Today’s announcement from the Harvard-Smithsonian Center for Astrophysics, about the detection of “gravitational waves” emanating from the universe’s first moments, is tremendously exciting, but a little tough for the layman to grasp. We caught up with Brian Greene, in Vancouver to give a TED talk on 3/18, and asked him to break it down for us.
“The dominant scientific approach to cosmology, called the ‘inflationary theory,’ predicts that that just after the birth of the universe, space experienced a tremendous burst of expansion, causing it to swell from far smaller than the size of an atom to perhaps even farther than we can now see with our most powerful telescopes, all within a minuscule fraction of a second. Tiny variations in the original space would have been stretched out in the expansion—and much as a pulled piece of spandex reveals the pattern of its weave, these stretched “quantum jitters” would be imprinted on the residual heat from the universe’s earliest moments and would be detectable as a pattern of subtle temperature variations in the night sky. We’ve been finding and mapping these variations—a specific pattern of hot and cold spots in the cosmic microwave background radiation — with ever-greater precision since the early 1990s, a triumph of modern cosmology.
Today, researchers at Harvard-Smithsonian Astrophysical Observatory, leading a team of researchers using a facility at the South Pole, say they’ve found, for the first time, a long-predicted second kind of fluctuation: ripples in the fabric of space itself, set down in the universe’s earliest moments.
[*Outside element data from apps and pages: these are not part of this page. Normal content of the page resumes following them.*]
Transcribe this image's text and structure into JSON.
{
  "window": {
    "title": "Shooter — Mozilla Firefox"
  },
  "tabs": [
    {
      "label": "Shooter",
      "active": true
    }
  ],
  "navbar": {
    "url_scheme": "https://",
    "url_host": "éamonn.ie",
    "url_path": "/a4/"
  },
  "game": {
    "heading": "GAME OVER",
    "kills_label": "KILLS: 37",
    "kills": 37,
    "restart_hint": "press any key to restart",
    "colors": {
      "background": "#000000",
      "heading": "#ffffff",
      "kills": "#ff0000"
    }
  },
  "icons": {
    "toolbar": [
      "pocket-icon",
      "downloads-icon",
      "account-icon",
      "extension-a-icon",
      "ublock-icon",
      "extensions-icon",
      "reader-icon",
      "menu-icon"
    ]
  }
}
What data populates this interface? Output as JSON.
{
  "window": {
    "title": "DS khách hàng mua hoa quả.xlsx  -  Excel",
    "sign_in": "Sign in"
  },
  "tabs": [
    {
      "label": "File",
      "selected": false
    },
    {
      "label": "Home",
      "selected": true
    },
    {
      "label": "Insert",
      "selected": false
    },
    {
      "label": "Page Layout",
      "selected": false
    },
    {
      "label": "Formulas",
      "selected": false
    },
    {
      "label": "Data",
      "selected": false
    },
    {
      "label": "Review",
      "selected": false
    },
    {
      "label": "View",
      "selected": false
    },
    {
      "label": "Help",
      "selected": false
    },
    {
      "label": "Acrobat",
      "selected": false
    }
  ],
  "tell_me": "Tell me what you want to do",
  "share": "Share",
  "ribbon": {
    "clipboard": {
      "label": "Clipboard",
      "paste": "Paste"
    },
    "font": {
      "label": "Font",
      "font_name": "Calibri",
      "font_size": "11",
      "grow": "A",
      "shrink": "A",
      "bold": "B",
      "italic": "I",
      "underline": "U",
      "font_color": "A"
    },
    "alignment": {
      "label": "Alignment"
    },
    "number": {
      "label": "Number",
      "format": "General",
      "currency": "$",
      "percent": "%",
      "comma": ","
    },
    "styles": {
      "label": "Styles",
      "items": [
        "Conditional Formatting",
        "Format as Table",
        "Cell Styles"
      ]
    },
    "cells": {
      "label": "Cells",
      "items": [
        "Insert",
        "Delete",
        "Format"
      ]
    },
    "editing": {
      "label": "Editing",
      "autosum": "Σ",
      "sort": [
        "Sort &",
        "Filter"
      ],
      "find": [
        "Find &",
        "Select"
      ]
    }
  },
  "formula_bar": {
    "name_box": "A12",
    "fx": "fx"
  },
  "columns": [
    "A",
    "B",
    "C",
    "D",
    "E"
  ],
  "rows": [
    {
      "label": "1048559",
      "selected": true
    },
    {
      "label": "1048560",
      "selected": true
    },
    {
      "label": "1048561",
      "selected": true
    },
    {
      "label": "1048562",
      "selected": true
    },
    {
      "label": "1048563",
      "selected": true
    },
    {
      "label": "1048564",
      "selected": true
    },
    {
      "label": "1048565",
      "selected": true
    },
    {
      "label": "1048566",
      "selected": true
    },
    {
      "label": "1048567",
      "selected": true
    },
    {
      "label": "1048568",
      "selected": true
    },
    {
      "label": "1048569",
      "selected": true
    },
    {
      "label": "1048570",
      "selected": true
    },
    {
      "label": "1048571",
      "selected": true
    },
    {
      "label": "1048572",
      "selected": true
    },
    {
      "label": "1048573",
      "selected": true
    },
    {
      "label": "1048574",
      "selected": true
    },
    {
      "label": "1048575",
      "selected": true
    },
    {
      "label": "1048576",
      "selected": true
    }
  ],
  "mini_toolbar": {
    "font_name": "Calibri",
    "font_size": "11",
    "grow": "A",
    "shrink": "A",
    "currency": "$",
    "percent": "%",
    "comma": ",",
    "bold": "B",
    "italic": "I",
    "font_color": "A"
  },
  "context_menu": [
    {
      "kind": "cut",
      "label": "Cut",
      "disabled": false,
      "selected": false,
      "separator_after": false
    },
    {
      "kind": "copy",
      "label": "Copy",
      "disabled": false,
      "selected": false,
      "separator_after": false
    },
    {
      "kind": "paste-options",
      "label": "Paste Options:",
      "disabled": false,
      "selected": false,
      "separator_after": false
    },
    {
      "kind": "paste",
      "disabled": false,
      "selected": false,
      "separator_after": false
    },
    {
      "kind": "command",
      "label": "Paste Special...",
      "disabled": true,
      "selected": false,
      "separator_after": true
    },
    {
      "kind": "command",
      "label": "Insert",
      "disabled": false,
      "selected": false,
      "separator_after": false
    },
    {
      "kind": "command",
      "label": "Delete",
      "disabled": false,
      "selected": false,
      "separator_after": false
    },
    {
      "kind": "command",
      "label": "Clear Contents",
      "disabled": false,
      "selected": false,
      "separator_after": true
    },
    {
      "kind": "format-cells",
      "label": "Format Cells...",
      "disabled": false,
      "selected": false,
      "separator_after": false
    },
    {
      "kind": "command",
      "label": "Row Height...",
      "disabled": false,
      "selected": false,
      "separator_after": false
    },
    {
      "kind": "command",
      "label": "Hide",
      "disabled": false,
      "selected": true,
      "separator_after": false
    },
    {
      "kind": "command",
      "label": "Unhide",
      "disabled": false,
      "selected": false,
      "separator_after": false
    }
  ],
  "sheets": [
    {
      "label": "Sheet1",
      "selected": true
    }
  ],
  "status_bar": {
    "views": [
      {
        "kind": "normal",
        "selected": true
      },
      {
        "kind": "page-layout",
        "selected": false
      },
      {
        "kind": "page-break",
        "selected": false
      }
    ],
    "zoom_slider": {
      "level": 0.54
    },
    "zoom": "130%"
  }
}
Believed also to be generated by quantum processes, these spatial vibrations are inferred from a delicate twist they impart to the cosmic background radiation.
Image: Swinburne Astronomy Productions